read : 1 Timothy 3:14–4:6
The Holy Spirit tells us clearly that in the last times some will turn
away from the true faith; they will follow deceptive spirits and teachings that come from demons (4:1).
You’re having a Bible study with someone, and they say, “I simply don’t believe in Jesus.” Or perhaps you discover that a young person you’ve been
discipling is having premarital sex. And you wonder:Have I done something wrong? Have I failed in myefforts to teach God’s Word?

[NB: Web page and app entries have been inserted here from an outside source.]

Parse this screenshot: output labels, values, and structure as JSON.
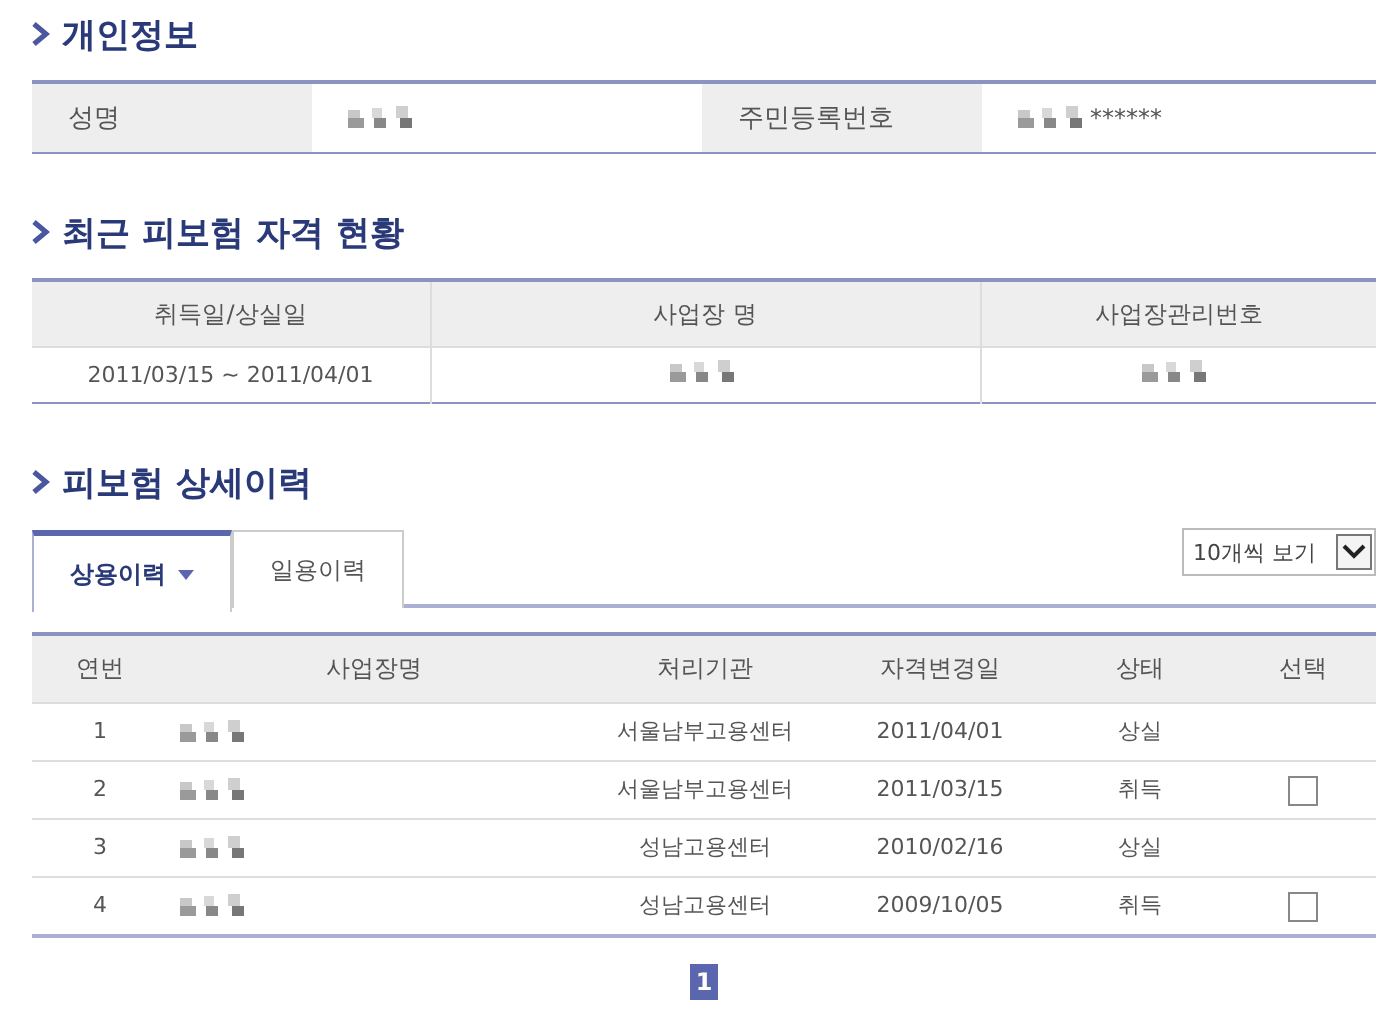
{
  "sections": [
    {
      "title": "개인정보",
      "kind": "info",
      "fields": [
        {
          "label": "성명",
          "value": [
            {
              "kind": "redacted"
            }
          ]
        },
        {
          "label": "주민등록번호",
          "value": [
            {
              "kind": "redacted"
            },
            {
              "kind": "text",
              "text": "******"
            }
          ]
        }
      ]
    },
    {
      "title": "최근 피보험 자격 현황",
      "kind": "table",
      "columns": [
        "취득일/상실일",
        "사업장 명",
        "사업장관리번호"
      ],
      "rows": [
        [
          [
            {
              "kind": "text",
              "text": "2011/03/15 ~ 2011/04/01"
            }
          ],
          [
            {
              "kind": "redacted"
            }
          ],
          [
            {
              "kind": "redacted"
            }
          ]
        ]
      ]
    },
    {
      "title": "피보험 상세이력",
      "kind": "history",
      "tabs": [
        {
          "label": "상용이력",
          "selected": true
        },
        {
          "label": "일용이력",
          "selected": false
        }
      ],
      "page_size": {
        "value": "10개씩 보기"
      },
      "columns": [
        "연번",
        "사업장명",
        "처리기관",
        "자격변경일",
        "상태",
        "선택"
      ],
      "rows": [
        {
          "no": "1",
          "office": "서울남부고용센터",
          "date": "2011/04/01",
          "status": "상실"
        },
        {
          "no": "2",
          "office": "서울남부고용센터",
          "date": "2011/03/15",
          "status": "취득",
          "checked": false
        },
        {
          "no": "3",
          "office": "성남고용센터",
          "date": "2010/02/16",
          "status": "상실"
        },
        {
          "no": "4",
          "office": "성남고용센터",
          "date": "2009/10/05",
          "status": "취득",
          "checked": false
        }
      ],
      "pagination": [
        {
          "label": "1",
          "selected": true
        }
      ]
    }
  ]
}
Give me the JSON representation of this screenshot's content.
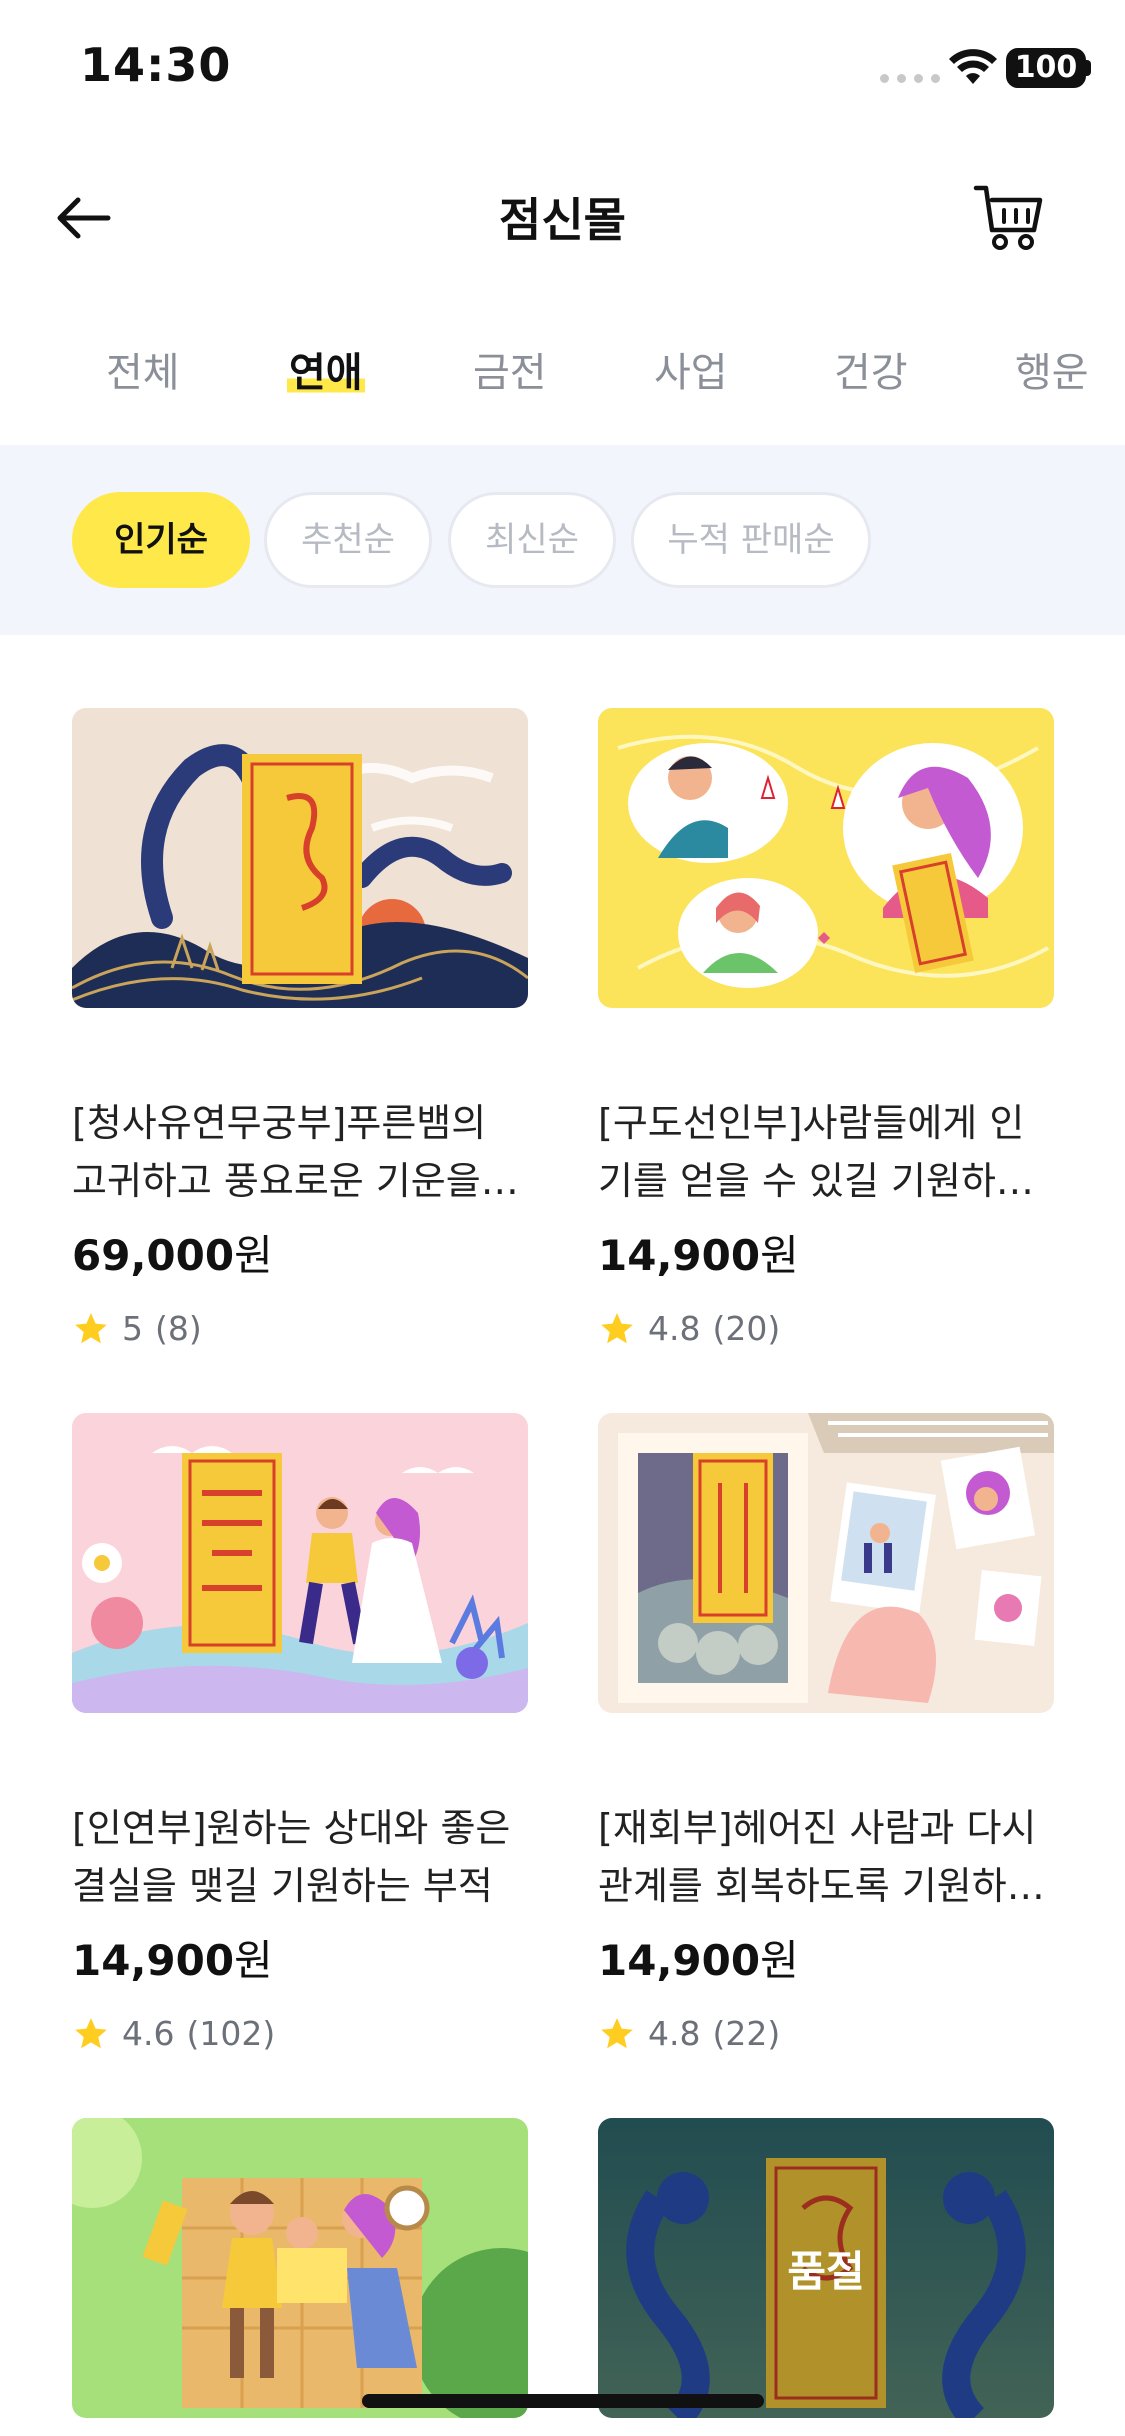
{
  "status_bar": {
    "time": "14:30",
    "battery": "100"
  },
  "header": {
    "title": "점신몰"
  },
  "tabs": [
    {
      "label": "전체",
      "active": false
    },
    {
      "label": "연애",
      "active": true
    },
    {
      "label": "금전",
      "active": false
    },
    {
      "label": "사업",
      "active": false
    },
    {
      "label": "건강",
      "active": false
    },
    {
      "label": "행운",
      "active": false
    }
  ],
  "sort_options": [
    {
      "label": "인기순",
      "active": true
    },
    {
      "label": "추천순",
      "active": false
    },
    {
      "label": "최신순",
      "active": false
    },
    {
      "label": "누적 판매순",
      "active": false
    }
  ],
  "products": [
    {
      "title": "[청사유연무궁부]푸른뱀의 고귀하고 풍요로운 기운을 받아 인연이 무궁하길 기원하는 부적",
      "price": "69,000",
      "currency": "원",
      "rating": "5",
      "reviews": "(8)"
    },
    {
      "title": "[구도선인부]사람들에게 인기를 얻을 수 있길 기원하는 부적",
      "price": "14,900",
      "currency": "원",
      "rating": "4.8",
      "reviews": "(20)"
    },
    {
      "title": "[인연부]원하는 상대와 좋은 결실을 맺길 기원하는 부적",
      "price": "14,900",
      "currency": "원",
      "rating": "4.6",
      "reviews": "(102)"
    },
    {
      "title": "[재회부]헤어진 사람과 다시 관계를 회복하도록 기원하는 부적",
      "price": "14,900",
      "currency": "원",
      "rating": "4.8",
      "reviews": "(22)"
    },
    {
      "title": "",
      "price": "",
      "currency": "",
      "rating": "",
      "reviews": ""
    },
    {
      "title": "",
      "price": "",
      "currency": "",
      "rating": "",
      "reviews": "",
      "badge": "품절"
    }
  ],
  "colors": {
    "accent": "#ffe94a",
    "sort_bg": "#f2f5fb",
    "star": "#ffcd1f"
  }
}
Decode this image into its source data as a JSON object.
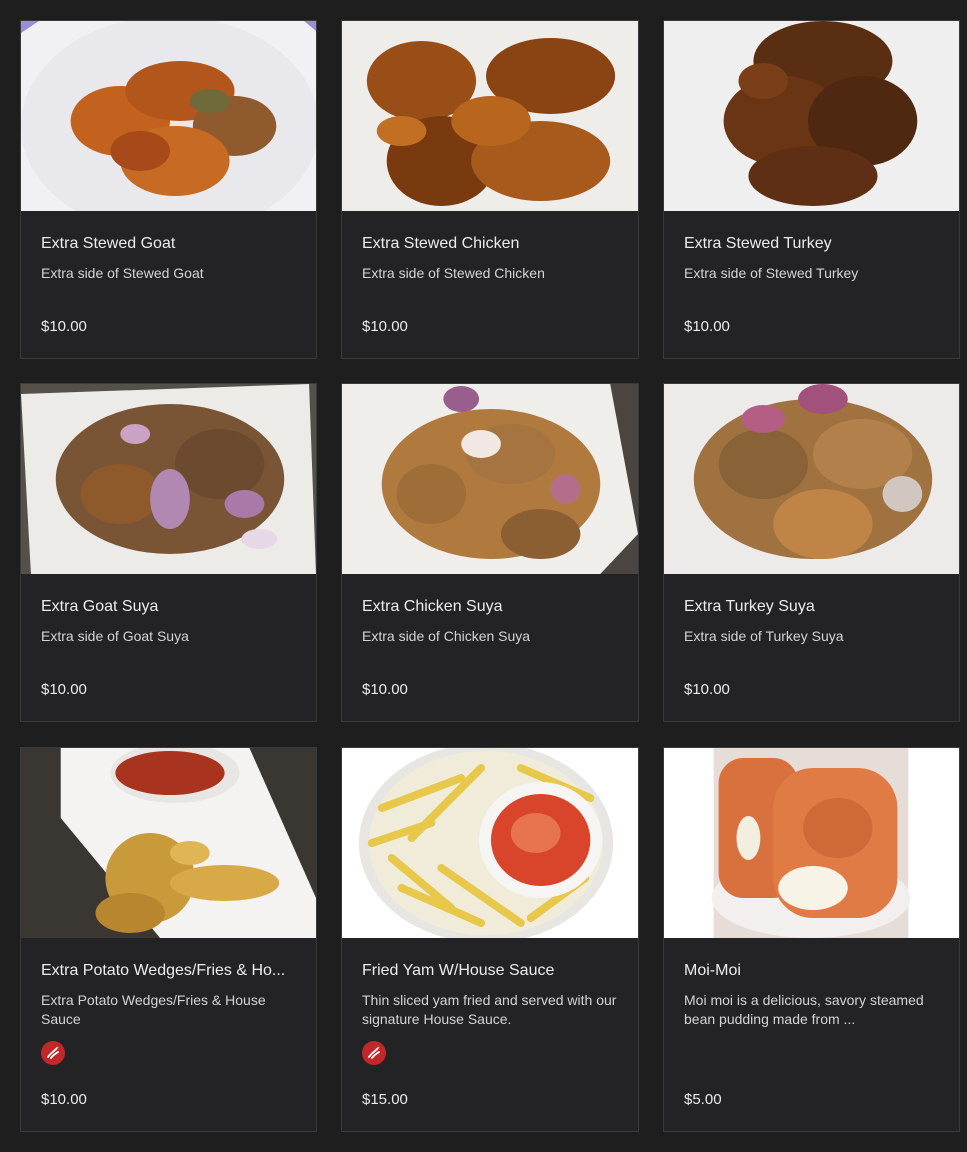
{
  "menu": {
    "items": [
      {
        "title": "Extra Stewed Goat",
        "description": "Extra side of Stewed Goat",
        "price": "$10.00",
        "image": "stewed-goat-photo",
        "spicy": false
      },
      {
        "title": "Extra Stewed Chicken",
        "description": "Extra side of Stewed Chicken",
        "price": "$10.00",
        "image": "stewed-chicken-photo",
        "spicy": false
      },
      {
        "title": "Extra Stewed Turkey",
        "description": "Extra side of Stewed Turkey",
        "price": "$10.00",
        "image": "stewed-turkey-photo",
        "spicy": false
      },
      {
        "title": "Extra Goat Suya",
        "description": "Extra side of Goat Suya",
        "price": "$10.00",
        "image": "goat-suya-photo",
        "spicy": false
      },
      {
        "title": "Extra Chicken Suya",
        "description": "Extra side of Chicken Suya",
        "price": "$10.00",
        "image": "chicken-suya-photo",
        "spicy": false
      },
      {
        "title": "Extra Turkey Suya",
        "description": "Extra side of Turkey Suya",
        "price": "$10.00",
        "image": "turkey-suya-photo",
        "spicy": false
      },
      {
        "title": "Extra Potato Wedges/Fries & Ho...",
        "description": "Extra Potato Wedges/Fries & House Sauce",
        "price": "$10.00",
        "image": "potato-wedges-photo",
        "spicy": true
      },
      {
        "title": "Fried Yam W/House Sauce",
        "description": "Thin sliced yam fried and served with our signature House Sauce.",
        "price": "$15.00",
        "image": "fried-yam-photo",
        "spicy": true
      },
      {
        "title": "Moi-Moi",
        "description": "Moi moi is a delicious, savory steamed bean pudding made from ...",
        "price": "$5.00",
        "image": "moi-moi-photo",
        "spicy": false
      }
    ]
  },
  "colors": {
    "background": "#1e1e1f",
    "card": "#232325",
    "border": "#3a3a3c",
    "spicy_badge": "#c0282a"
  },
  "icons": {
    "spicy": "chili-pepper-icon"
  }
}
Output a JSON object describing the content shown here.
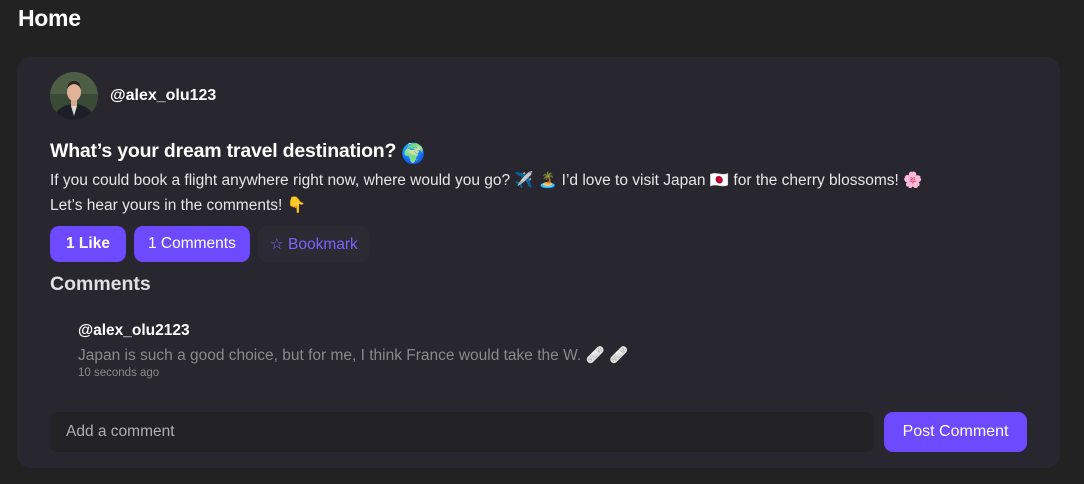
{
  "page": {
    "title": "Home"
  },
  "post": {
    "username": "@alex_olu123",
    "title": "What’s your dream travel destination?",
    "title_emoji": "🌍",
    "body_line1": "If you could book a flight anywhere right now, where would you go? ✈️ 🏝️ I’d love to visit Japan 🇯🇵 for the cherry blossoms! 🌸",
    "body_line2": "Let’s hear yours in the comments! 👇",
    "actions": {
      "like_label": "1 Like",
      "comments_label": "1 Comments",
      "bookmark_label": "☆ Bookmark"
    }
  },
  "comments": {
    "heading": "Comments",
    "items": [
      {
        "author": "@alex_olu2123",
        "text": "Japan is such a good choice, but for me, I think France would take the W. 🩹 🩹",
        "time": "10 seconds ago"
      }
    ]
  },
  "composer": {
    "placeholder": "Add a comment",
    "value": "",
    "submit_label": "Post Comment"
  },
  "colors": {
    "background": "#222222",
    "card": "#28262f",
    "accent": "#6d4aff",
    "input_bg": "#232225",
    "muted_text": "#8a8a8a"
  }
}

Ministering to people can lead to heartache. Yet Paul exhorted Timothy (and us) not to give up, but to press on in teaching others. He wrote that we need to neither be an optimist nor a pessimist, but a realist. Let’s face it,the Bible and experience reveal that some people will turn from their faith in Jesus. So apostasy (renouncing one’s faith) is not a surprising development, nor should it be considered evidence that we’ve failed. Jesus said in Matthew 24:11 that “many false prophets will appear and will deceive many people.”
We also need to see that lost faith is all about spiritual warfare. Paul described the heretics in Ephesus (1 Timothy 1:3) as those who “[followed] deceptive spirits and teachings that come from demons” (4:1). The ultimate
origin of all deception is Satan. In 2 Corinthians 10:4, Paul instructs, “We use God’s mighty weapons, not worldly weapons, to knock down the strongholds of human reasoning and to destroy false arguments.” What are God’s
mighty weapons? His Word and prayer.
Finally, we need to continue to teach the truth (1 Timothy 4:6). In dealing with the false teaching in Ephesus, Paul told Timothy to point the believers back to right doctrine—truth revealed from Scripture regarding God, His ways, and His purposes.
It can be disappointing when people turn away from God, but His truth will
never disappoint us.